### AIM OF THE TASK:
Locate every line in the records below that contains the word "city", and copy each one.

*** PROVIDED INFORMATION Section Begins ***

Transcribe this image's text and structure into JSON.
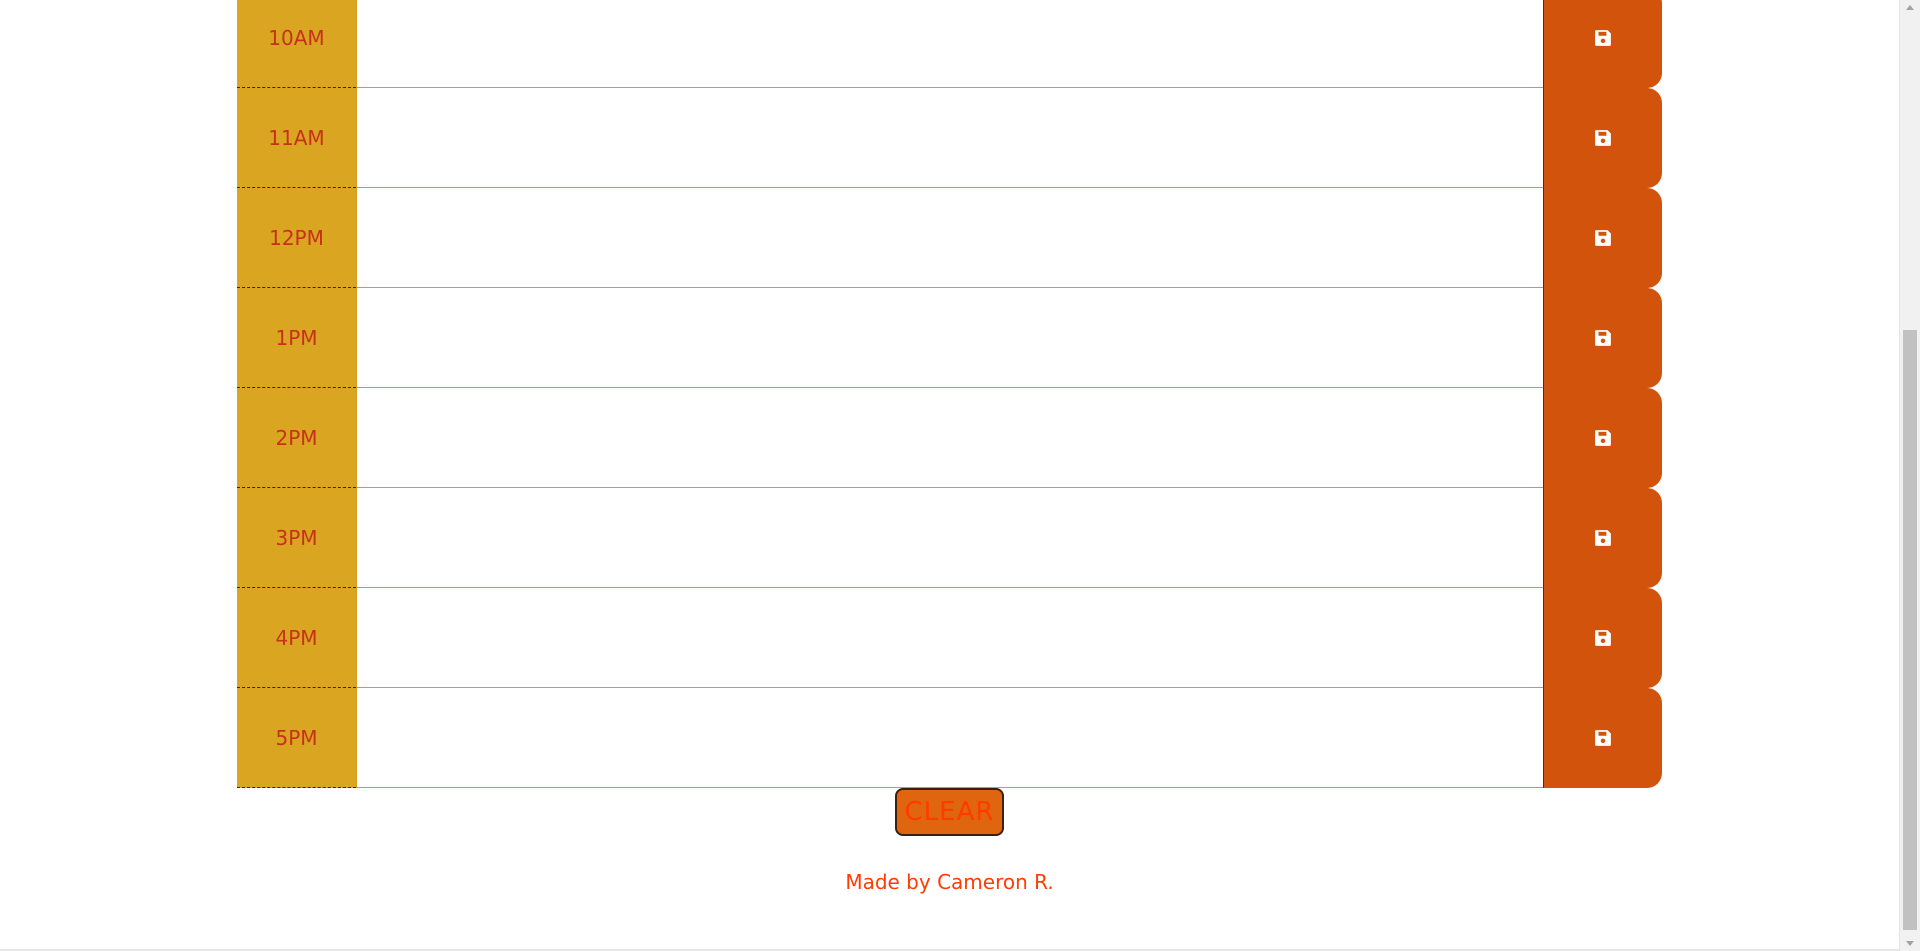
{
  "planner": {
    "rows": [
      {
        "hour": "10AM",
        "text": ""
      },
      {
        "hour": "11AM",
        "text": ""
      },
      {
        "hour": "12PM",
        "text": ""
      },
      {
        "hour": "1PM",
        "text": ""
      },
      {
        "hour": "2PM",
        "text": ""
      },
      {
        "hour": "3PM",
        "text": ""
      },
      {
        "hour": "4PM",
        "text": ""
      },
      {
        "hour": "5PM",
        "text": ""
      }
    ],
    "save_icon": "floppy-disk-icon"
  },
  "clear_label": "CLEAR",
  "footer": {
    "text": "Made by Cameron R."
  },
  "colors": {
    "hour_bg": "#daa520",
    "hour_text": "#c8301c",
    "save_bg": "#d1530c",
    "clear_bg": "#e0650f",
    "clear_text": "#ff3b00",
    "footer_text": "#ff3d00"
  }
}
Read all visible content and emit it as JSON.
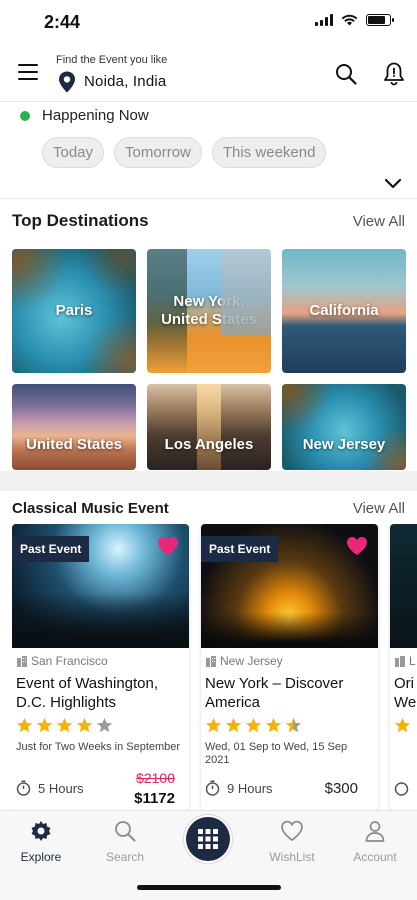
{
  "status_bar": {
    "time": "2:44"
  },
  "header": {
    "caption": "Find the Event you like",
    "location": "Noida, India"
  },
  "happening": {
    "label": "Happening Now",
    "chips": [
      "Today",
      "Tomorrow",
      "This weekend"
    ]
  },
  "destinations": {
    "title": "Top Destinations",
    "view_all": "View All",
    "items": [
      {
        "label": "Paris"
      },
      {
        "label": "New York, United States"
      },
      {
        "label": "California"
      },
      {
        "label": "United States"
      },
      {
        "label": "Los Angeles"
      },
      {
        "label": "New Jersey"
      }
    ]
  },
  "events": {
    "title": "Classical Music Event",
    "view_all": "View All",
    "cards": [
      {
        "badge": "Past Event",
        "city": "San Francisco",
        "title": "Event of Washington, D.C. Highlights",
        "rating": 4,
        "dates": "Just for Two Weeks in September",
        "duration": "5 Hours",
        "price_old": "$2100",
        "price_new": "$1172"
      },
      {
        "badge": "Past Event",
        "city": "New Jersey",
        "title": "New York – Discover America",
        "rating": 4.5,
        "dates": "Wed, 01 Sep to Wed, 15 Sep 2021",
        "duration": "9 Hours",
        "price": "$300"
      },
      {
        "city": "L",
        "title_line1": "Ori",
        "title_line2": "We"
      }
    ]
  },
  "bottom_nav": {
    "items": [
      "Explore",
      "Search",
      "WishList",
      "Account"
    ]
  },
  "colors": {
    "brand_navy": "#1c2a44",
    "live_green": "#2bb24c",
    "heart_pink": "#e8287a",
    "star_gold": "#f5b301",
    "sale_red": "#e0245e"
  }
}
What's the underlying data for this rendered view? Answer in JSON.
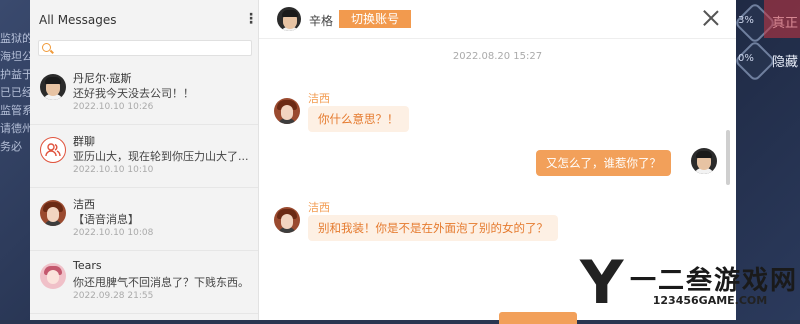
{
  "background": {
    "left_lines": [
      "监狱的",
      "",
      "海坦公",
      "护益于",
      "已已经",
      "监管系",
      "请德州",
      "务必"
    ],
    "right_percents": [
      "3%",
      "0%"
    ],
    "right_labels": [
      "真正",
      "隐藏"
    ]
  },
  "sidebar": {
    "title": "All Messages",
    "more_icon": "more-vertical-icon",
    "search": {
      "placeholder": "",
      "icon": "search-icon"
    },
    "conversations": [
      {
        "name": "丹尼尔·寇斯",
        "message": "还好我今天没去公司！！",
        "time": "2022.10.10 10:26",
        "avatar": "avatar-man"
      },
      {
        "name": "群聊",
        "message": "亚历山大，现在轮到你压力山大了...",
        "time": "2022.10.10 10:10",
        "avatar": "group-icon"
      },
      {
        "name": "洁西",
        "message": "【语音消息】",
        "time": "2022.10.10 10:08",
        "avatar": "avatar-woman"
      },
      {
        "name": "Tears",
        "message": "你还甩脾气不回消息了？下贱东西。",
        "time": "2022.09.28 21:55",
        "avatar": "avatar-girl"
      }
    ]
  },
  "chat": {
    "header": {
      "name": "辛格",
      "switch_label": "切换账号"
    },
    "date": "2022.08.20 15:27",
    "messages": [
      {
        "from": "洁西",
        "side": "in",
        "text": "你什么意思？！"
      },
      {
        "from": "辛格",
        "side": "out",
        "text": "又怎么了，谁惹你了？"
      },
      {
        "from": "洁西",
        "side": "in",
        "text": "别和我装！你是不是在外面泡了别的女的了？"
      }
    ]
  },
  "watermark": {
    "letter": "Y",
    "name": "一二叁游戏网",
    "site": "123456GAME.COM"
  },
  "colors": {
    "accent": "#f29a4e",
    "bubble_in_bg": "#fdf0e4",
    "bubble_in_text": "#e57a2e"
  }
}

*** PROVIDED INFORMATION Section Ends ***

### RESPONSE TO THE TASK:
        "city": "San Francisco",
        "city": "New Jersey",
        "city": "L",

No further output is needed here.